• **ACTION ITEM**: I need only the number of lines in this data that contain the string "Speichern".

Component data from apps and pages
· · ·
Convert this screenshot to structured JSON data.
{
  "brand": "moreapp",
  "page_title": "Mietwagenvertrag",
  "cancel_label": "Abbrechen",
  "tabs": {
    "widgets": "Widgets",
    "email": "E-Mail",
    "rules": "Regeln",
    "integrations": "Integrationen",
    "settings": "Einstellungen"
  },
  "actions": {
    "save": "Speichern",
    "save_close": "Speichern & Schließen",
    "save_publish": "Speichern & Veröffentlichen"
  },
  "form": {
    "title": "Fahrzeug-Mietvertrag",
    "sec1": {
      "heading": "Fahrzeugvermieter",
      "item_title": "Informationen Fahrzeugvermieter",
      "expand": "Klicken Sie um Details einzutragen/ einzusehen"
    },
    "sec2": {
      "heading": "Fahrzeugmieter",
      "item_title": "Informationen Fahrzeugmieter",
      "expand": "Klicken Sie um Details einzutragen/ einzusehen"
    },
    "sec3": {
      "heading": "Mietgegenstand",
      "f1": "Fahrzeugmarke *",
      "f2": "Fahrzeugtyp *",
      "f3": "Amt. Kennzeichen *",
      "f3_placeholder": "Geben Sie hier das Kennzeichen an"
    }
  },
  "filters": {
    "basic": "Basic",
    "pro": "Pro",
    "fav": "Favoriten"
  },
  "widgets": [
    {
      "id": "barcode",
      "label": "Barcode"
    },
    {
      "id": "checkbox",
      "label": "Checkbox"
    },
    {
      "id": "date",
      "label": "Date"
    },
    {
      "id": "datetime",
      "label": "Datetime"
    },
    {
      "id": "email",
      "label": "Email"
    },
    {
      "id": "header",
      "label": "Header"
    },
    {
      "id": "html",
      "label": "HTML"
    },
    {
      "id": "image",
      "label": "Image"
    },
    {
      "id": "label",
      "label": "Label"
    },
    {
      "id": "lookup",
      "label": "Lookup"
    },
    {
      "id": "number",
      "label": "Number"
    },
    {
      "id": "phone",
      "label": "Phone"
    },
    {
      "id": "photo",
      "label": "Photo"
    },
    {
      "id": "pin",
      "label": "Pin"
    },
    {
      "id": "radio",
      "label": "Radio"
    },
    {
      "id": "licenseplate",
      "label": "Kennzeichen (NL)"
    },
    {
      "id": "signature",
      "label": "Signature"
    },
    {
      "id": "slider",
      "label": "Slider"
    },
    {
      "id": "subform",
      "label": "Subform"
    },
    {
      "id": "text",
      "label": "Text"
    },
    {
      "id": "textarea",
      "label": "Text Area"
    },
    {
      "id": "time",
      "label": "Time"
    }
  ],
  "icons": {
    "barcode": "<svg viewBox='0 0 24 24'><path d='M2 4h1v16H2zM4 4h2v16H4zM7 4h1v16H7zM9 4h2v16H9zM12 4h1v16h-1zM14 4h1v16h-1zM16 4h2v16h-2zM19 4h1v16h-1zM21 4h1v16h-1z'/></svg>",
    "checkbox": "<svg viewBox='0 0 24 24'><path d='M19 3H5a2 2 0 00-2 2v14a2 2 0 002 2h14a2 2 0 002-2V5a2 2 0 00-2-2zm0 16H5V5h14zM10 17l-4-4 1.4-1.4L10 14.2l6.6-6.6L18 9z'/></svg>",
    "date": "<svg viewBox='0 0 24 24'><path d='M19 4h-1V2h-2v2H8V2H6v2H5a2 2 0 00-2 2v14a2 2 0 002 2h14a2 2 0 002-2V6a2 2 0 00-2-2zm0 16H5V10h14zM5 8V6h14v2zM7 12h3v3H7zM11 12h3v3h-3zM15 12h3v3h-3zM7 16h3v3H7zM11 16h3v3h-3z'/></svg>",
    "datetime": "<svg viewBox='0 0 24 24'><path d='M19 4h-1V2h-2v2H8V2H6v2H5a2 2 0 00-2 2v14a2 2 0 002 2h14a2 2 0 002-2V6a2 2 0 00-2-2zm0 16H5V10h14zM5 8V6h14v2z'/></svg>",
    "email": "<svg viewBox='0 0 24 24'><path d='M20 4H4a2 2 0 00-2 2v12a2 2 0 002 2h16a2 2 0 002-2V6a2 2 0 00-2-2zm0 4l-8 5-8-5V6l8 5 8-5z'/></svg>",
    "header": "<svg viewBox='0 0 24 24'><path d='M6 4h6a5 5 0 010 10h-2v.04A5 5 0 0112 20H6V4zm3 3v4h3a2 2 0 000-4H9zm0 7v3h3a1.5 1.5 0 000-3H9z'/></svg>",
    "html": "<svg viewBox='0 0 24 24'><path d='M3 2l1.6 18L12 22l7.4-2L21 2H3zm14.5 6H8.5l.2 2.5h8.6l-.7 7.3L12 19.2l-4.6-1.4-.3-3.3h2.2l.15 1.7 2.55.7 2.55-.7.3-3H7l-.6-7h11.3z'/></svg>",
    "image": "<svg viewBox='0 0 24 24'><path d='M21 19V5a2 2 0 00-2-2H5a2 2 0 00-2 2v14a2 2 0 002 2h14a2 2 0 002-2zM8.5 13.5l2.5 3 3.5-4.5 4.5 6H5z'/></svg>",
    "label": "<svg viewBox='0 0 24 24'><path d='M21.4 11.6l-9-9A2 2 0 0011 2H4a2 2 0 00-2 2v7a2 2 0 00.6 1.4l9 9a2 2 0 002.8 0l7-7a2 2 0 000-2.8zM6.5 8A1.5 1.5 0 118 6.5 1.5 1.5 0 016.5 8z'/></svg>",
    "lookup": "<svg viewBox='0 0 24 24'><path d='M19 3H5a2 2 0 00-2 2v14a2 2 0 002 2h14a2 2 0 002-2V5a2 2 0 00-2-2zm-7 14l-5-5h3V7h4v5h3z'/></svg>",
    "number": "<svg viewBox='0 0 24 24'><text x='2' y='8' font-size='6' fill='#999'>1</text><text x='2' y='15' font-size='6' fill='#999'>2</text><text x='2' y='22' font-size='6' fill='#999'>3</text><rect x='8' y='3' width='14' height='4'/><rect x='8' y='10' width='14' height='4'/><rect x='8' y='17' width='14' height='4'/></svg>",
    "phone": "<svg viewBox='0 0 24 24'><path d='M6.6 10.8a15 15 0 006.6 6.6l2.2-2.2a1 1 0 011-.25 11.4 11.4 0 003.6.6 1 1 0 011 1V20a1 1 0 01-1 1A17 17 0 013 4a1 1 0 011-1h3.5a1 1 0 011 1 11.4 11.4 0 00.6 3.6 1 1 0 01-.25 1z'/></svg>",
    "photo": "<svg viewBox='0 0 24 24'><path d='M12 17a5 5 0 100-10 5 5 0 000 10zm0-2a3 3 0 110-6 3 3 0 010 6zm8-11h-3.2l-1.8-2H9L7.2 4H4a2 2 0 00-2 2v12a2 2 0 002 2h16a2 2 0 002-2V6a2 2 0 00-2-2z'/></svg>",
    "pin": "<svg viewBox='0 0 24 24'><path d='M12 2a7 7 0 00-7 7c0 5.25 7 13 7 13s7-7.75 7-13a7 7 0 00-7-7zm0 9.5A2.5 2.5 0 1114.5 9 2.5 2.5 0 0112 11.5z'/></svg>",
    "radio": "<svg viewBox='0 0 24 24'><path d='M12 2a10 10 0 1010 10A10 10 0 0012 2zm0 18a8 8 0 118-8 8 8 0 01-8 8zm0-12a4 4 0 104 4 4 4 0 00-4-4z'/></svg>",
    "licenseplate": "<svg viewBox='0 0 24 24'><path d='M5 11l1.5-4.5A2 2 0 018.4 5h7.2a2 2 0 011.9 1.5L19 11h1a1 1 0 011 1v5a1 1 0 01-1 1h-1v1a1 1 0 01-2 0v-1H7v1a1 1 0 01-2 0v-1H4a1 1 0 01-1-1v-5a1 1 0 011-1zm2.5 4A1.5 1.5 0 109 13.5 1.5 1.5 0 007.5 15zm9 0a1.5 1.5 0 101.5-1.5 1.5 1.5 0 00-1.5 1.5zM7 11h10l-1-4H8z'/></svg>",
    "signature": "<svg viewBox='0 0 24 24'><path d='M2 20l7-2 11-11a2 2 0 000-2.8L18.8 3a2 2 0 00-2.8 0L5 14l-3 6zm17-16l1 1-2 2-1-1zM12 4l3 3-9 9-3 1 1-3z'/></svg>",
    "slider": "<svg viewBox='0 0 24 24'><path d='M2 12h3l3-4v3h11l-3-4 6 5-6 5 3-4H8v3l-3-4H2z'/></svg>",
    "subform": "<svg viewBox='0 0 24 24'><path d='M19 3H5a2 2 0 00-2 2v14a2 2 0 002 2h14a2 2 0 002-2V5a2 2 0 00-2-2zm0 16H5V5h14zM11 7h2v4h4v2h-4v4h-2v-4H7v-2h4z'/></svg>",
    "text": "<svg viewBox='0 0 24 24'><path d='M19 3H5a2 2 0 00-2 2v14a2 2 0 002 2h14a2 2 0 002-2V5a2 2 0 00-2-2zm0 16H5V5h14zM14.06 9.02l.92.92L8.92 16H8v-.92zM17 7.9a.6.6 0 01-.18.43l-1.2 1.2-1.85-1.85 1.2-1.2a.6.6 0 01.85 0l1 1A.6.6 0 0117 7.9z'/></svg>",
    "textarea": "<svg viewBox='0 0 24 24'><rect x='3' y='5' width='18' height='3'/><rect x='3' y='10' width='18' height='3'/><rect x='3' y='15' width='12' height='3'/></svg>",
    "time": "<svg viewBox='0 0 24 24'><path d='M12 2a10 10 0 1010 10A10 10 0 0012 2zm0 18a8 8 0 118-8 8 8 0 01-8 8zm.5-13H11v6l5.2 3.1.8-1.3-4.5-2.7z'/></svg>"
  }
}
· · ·
• **RESPONSE AREA**: 3